------ Source material

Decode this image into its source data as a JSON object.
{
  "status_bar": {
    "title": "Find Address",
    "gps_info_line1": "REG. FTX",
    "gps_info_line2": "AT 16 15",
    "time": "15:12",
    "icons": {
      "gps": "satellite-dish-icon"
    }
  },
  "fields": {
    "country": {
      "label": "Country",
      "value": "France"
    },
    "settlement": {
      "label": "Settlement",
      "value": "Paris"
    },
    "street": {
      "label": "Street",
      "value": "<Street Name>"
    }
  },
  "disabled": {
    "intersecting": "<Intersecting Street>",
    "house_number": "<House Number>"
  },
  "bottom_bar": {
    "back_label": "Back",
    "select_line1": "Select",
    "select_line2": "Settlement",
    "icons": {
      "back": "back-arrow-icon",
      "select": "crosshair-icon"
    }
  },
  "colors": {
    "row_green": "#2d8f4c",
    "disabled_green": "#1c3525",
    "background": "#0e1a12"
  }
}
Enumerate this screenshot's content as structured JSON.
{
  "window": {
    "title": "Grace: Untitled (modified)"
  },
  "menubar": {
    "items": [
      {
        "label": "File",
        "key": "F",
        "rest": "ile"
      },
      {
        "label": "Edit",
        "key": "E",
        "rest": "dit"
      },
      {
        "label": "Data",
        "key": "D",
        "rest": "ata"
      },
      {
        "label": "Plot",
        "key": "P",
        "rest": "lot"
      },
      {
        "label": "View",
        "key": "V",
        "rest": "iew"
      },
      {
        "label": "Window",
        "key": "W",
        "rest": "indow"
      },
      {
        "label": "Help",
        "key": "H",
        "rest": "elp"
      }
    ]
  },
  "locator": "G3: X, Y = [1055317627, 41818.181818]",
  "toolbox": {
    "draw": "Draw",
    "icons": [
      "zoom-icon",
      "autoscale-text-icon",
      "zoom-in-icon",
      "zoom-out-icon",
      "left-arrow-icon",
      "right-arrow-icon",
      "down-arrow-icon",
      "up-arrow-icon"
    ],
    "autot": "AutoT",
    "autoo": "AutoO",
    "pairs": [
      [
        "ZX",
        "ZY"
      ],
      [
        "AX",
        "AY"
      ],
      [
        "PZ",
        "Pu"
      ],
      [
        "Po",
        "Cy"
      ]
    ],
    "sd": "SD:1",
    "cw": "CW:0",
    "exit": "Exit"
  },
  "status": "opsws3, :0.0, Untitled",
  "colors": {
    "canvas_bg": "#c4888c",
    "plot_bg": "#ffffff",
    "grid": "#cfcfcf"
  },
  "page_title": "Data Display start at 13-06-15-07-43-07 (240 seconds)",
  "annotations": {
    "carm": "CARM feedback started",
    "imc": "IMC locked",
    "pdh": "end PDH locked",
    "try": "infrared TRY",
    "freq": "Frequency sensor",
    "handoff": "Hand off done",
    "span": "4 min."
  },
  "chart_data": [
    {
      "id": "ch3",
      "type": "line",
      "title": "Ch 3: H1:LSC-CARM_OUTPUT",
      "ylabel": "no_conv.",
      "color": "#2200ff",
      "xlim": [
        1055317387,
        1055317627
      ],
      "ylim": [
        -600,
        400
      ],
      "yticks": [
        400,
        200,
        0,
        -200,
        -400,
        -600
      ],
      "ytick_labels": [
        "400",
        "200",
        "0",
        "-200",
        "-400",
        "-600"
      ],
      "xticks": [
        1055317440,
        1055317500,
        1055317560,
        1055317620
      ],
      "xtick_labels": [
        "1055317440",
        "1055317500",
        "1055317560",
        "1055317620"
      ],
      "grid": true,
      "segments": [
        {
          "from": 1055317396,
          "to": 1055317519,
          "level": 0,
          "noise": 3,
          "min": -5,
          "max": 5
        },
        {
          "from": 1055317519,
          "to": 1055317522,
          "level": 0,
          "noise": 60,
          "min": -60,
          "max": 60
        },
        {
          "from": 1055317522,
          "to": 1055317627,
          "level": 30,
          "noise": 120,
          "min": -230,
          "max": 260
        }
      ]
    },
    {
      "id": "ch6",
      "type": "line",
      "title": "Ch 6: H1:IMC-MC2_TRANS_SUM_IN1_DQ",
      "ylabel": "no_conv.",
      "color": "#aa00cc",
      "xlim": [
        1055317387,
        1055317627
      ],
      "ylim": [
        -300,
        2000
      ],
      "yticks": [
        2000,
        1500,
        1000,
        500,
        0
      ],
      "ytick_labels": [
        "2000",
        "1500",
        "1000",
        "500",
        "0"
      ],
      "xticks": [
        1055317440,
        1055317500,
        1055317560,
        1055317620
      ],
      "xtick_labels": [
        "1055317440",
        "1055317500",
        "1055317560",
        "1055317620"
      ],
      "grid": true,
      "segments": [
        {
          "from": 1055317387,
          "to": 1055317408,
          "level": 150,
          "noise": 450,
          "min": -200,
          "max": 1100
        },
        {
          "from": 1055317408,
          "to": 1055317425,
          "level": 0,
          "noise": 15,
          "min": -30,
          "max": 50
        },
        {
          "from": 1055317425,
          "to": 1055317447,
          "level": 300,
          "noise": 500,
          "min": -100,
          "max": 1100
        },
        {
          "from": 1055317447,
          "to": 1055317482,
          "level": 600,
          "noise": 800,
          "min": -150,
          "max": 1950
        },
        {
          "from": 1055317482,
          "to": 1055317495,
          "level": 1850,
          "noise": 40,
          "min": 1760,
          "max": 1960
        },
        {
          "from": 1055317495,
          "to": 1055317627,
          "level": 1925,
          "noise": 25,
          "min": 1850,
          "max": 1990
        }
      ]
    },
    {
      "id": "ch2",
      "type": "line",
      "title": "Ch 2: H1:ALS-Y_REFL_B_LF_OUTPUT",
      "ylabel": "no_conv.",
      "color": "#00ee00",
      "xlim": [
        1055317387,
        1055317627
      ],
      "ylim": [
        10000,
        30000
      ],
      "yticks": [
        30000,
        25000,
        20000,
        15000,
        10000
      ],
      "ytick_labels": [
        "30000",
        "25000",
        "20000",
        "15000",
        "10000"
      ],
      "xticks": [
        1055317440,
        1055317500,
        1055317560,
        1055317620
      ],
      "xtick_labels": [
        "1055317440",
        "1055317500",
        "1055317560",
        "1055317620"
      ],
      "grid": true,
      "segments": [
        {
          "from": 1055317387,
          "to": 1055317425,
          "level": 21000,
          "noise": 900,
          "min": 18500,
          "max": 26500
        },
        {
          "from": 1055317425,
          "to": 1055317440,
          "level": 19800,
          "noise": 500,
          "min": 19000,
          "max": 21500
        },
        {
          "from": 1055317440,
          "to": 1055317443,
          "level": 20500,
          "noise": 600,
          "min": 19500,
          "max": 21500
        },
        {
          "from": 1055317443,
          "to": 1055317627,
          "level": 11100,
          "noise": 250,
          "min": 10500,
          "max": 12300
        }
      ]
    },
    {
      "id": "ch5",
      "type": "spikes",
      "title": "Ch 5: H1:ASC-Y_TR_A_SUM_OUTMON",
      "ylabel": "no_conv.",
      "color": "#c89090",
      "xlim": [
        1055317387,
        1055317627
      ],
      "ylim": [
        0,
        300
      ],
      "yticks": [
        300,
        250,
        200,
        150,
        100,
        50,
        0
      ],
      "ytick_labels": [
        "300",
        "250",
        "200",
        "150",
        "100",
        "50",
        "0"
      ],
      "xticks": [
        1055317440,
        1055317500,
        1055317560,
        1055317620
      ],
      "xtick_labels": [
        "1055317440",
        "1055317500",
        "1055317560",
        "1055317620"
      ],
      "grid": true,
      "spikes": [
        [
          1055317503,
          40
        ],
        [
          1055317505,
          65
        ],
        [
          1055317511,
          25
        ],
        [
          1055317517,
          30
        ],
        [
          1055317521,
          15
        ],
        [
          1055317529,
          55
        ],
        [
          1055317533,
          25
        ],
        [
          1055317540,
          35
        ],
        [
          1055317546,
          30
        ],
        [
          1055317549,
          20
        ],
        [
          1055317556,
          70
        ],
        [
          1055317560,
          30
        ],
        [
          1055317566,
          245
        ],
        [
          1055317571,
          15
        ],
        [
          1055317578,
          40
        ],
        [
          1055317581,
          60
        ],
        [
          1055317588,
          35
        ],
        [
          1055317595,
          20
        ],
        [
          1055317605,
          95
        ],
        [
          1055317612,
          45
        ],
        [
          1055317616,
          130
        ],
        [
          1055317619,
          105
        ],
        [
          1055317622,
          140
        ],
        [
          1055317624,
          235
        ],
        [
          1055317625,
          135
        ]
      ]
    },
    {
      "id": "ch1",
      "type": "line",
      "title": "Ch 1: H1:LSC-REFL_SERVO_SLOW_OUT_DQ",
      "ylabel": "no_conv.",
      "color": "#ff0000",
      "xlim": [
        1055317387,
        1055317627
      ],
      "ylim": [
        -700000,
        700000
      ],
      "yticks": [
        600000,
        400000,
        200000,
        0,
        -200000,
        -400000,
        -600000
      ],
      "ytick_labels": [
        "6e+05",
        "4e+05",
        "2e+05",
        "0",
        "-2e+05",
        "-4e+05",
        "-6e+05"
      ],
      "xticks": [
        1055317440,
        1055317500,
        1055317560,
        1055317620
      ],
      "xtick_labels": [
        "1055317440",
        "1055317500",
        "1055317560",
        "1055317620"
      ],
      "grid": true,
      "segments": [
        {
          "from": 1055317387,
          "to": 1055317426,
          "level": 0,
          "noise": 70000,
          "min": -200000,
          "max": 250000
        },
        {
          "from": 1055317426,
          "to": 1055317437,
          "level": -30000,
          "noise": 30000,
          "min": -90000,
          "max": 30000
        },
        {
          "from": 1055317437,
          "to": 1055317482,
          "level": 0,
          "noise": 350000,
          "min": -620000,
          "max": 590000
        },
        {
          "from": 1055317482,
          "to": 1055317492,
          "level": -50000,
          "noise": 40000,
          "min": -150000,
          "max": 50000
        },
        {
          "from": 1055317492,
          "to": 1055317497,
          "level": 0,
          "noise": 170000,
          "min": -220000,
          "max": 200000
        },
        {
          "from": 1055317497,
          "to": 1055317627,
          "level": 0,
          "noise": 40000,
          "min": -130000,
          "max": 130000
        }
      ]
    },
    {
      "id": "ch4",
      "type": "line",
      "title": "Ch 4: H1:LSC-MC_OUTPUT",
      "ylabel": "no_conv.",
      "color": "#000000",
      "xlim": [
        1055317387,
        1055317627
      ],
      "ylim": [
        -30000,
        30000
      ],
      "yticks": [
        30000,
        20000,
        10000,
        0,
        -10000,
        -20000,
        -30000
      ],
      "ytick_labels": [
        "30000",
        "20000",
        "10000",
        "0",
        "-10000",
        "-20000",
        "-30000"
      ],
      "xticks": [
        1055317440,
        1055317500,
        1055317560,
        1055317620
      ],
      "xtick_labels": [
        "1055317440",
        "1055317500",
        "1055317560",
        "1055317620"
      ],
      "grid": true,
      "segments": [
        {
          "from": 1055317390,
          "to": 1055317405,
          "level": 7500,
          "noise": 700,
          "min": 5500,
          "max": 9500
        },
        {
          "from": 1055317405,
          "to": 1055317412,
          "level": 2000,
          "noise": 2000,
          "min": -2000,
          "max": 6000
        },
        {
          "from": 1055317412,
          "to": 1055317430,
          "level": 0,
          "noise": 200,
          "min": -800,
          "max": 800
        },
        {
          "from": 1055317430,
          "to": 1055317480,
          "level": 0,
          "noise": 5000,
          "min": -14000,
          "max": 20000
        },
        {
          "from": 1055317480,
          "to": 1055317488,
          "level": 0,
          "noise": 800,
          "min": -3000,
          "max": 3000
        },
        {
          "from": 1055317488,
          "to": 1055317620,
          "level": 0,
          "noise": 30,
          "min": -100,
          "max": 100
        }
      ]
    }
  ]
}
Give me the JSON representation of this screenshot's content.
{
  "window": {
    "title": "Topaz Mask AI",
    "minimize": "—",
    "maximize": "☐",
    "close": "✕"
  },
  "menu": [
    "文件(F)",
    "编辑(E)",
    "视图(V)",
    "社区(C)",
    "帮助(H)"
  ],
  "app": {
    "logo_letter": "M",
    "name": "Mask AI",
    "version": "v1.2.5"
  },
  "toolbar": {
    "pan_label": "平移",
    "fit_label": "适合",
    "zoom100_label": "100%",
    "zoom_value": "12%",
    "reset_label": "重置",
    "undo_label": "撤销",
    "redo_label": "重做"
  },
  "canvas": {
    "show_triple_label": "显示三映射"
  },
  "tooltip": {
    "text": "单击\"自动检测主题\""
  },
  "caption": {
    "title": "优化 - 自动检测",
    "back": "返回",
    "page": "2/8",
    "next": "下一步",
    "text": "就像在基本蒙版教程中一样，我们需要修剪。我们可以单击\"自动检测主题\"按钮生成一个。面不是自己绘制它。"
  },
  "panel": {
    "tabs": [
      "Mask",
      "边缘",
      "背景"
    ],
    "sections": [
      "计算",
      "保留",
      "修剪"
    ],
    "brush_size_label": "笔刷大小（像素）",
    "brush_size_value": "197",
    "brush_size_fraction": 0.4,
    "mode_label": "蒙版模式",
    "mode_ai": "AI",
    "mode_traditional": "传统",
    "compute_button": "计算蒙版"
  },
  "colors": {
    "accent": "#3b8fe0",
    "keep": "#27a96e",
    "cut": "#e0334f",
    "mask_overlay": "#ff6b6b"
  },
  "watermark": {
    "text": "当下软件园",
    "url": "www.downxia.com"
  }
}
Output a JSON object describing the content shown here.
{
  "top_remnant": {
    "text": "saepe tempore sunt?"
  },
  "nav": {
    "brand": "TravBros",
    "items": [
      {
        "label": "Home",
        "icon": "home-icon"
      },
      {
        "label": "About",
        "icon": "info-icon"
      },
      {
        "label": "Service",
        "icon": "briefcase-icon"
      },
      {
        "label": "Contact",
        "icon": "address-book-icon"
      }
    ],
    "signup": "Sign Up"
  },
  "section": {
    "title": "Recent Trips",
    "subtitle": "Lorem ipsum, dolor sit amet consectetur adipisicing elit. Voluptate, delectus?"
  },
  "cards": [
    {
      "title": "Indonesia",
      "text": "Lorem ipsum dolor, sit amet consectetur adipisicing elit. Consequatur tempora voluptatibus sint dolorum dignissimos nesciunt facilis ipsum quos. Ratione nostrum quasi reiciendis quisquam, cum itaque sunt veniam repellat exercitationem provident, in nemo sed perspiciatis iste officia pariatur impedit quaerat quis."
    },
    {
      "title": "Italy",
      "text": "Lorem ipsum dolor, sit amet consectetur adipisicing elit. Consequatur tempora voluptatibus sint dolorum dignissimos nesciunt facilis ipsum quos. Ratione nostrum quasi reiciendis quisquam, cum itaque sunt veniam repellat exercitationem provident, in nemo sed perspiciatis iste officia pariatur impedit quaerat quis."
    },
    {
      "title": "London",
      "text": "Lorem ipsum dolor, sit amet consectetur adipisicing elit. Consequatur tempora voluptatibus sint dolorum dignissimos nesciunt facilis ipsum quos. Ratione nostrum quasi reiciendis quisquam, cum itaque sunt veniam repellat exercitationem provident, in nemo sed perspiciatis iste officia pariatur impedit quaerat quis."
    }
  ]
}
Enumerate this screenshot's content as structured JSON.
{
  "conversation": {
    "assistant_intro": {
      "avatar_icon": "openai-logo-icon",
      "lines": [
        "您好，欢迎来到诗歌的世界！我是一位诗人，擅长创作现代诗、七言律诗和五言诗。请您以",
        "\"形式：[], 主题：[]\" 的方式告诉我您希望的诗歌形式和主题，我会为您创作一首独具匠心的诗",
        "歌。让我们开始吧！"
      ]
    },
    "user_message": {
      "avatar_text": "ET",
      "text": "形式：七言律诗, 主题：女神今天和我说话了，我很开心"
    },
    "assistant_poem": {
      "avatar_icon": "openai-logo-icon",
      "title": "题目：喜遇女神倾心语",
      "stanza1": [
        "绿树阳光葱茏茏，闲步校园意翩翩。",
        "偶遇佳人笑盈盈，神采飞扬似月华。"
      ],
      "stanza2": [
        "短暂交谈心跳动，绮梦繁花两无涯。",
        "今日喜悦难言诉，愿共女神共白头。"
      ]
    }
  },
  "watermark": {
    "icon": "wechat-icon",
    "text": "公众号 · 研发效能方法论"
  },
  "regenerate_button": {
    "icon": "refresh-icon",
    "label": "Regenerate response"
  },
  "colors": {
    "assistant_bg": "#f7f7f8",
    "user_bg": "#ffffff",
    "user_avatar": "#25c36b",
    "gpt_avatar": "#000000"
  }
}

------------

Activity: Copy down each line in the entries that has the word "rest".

Solution to this task:
        "rest": "ile"
        "rest": "dit"
        "rest": "ata"
        "rest": "lot"
        "rest": "iew"
        "rest": "indow"
        "rest": "elp"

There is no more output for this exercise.